[Try it] Word for word, print every entry below.

[Input]
***

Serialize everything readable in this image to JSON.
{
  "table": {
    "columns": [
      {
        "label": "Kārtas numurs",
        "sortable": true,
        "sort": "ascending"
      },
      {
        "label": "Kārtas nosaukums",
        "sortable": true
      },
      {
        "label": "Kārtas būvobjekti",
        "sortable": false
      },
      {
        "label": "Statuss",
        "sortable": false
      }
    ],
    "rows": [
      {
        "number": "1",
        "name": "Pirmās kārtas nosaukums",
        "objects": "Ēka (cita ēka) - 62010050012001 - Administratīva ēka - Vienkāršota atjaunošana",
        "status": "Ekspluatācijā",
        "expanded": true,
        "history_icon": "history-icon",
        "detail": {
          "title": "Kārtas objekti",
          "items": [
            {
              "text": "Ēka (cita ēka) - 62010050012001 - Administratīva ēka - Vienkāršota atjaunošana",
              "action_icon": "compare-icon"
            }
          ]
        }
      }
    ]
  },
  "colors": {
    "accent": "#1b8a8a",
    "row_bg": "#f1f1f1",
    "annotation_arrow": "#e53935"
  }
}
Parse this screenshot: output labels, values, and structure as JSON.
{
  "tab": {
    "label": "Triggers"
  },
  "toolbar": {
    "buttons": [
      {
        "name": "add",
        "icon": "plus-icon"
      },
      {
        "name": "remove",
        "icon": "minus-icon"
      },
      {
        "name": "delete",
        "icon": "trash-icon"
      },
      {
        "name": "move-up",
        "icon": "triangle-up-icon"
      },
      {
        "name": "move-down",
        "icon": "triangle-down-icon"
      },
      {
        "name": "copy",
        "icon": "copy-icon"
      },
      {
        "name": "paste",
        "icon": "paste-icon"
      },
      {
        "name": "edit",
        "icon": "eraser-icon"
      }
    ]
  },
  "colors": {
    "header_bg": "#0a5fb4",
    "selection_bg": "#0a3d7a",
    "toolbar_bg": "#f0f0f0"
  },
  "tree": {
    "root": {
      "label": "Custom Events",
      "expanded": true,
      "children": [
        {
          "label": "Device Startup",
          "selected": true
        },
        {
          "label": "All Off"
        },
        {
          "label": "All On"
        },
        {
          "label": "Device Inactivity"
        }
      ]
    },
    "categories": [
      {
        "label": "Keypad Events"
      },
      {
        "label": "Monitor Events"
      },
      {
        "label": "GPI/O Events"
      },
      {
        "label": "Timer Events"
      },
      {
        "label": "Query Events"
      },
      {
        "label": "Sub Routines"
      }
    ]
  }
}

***

[Output for this exercise]
Serialize everything readable in this image to JSON.
{
  "table": {
    "columns": [
      {
        "label": "Kārtas numurs",
        "sortable": true,
        "sort": "ascending"
      },
      {
        "label": "Kārtas nosaukums",
        "sortable": true
      },
      {
        "label": "Kārtas būvobjekti",
        "sortable": false
      },
      {
        "label": "Statuss",
        "sortable": false
      }
    ],
    "rows": [
      {
        "number": "1",
        "name": "Pirmās kārtas nosaukums",
        "objects": "Ēka (cita ēka) - 62010050012001 - Administratīva ēka - Vienkāršota atjaunošana",
        "status": "Ekspluatācijā",
        "expanded": true,
        "history_icon": "history-icon",
        "detail": {
          "title": "Kārtas objekti",
          "items": [
            {
              "text": "Ēka (cita ēka) - 62010050012001 - Administratīva ēka - Vienkāršota atjaunošana",
              "action_icon": "compare-icon"
            }
          ]
        }
      }
    ]
  },
  "colors": {
    "accent": "#1b8a8a",
    "row_bg": "#f1f1f1",
    "annotation_arrow": "#e53935"
  }
}
Parse this screenshot: output labels, values, and structure as JSON.
{
  "tab": {
    "label": "Triggers"
  },
  "toolbar": {
    "buttons": [
      {
        "name": "add",
        "icon": "plus-icon"
      },
      {
        "name": "remove",
        "icon": "minus-icon"
      },
      {
        "name": "delete",
        "icon": "trash-icon"
      },
      {
        "name": "move-up",
        "icon": "triangle-up-icon"
      },
      {
        "name": "move-down",
        "icon": "triangle-down-icon"
      },
      {
        "name": "copy",
        "icon": "copy-icon"
      },
      {
        "name": "paste",
        "icon": "paste-icon"
      },
      {
        "name": "edit",
        "icon": "eraser-icon"
      }
    ]
  },
  "colors": {
    "header_bg": "#0a5fb4",
    "selection_bg": "#0a3d7a",
    "toolbar_bg": "#f0f0f0"
  },
  "tree": {
    "root": {
      "label": "Custom Events",
      "expanded": true,
      "children": [
        {
          "label": "Device Startup",
          "selected": true
        },
        {
          "label": "All Off"
        },
        {
          "label": "All On"
        },
        {
          "label": "Device Inactivity"
        }
      ]
    },
    "categories": [
      {
        "label": "Keypad Events"
      },
      {
        "label": "Monitor Events"
      },
      {
        "label": "GPI/O Events"
      },
      {
        "label": "Timer Events"
      },
      {
        "label": "Query Events"
      },
      {
        "label": "Sub Routines"
      }
    ]
  }
}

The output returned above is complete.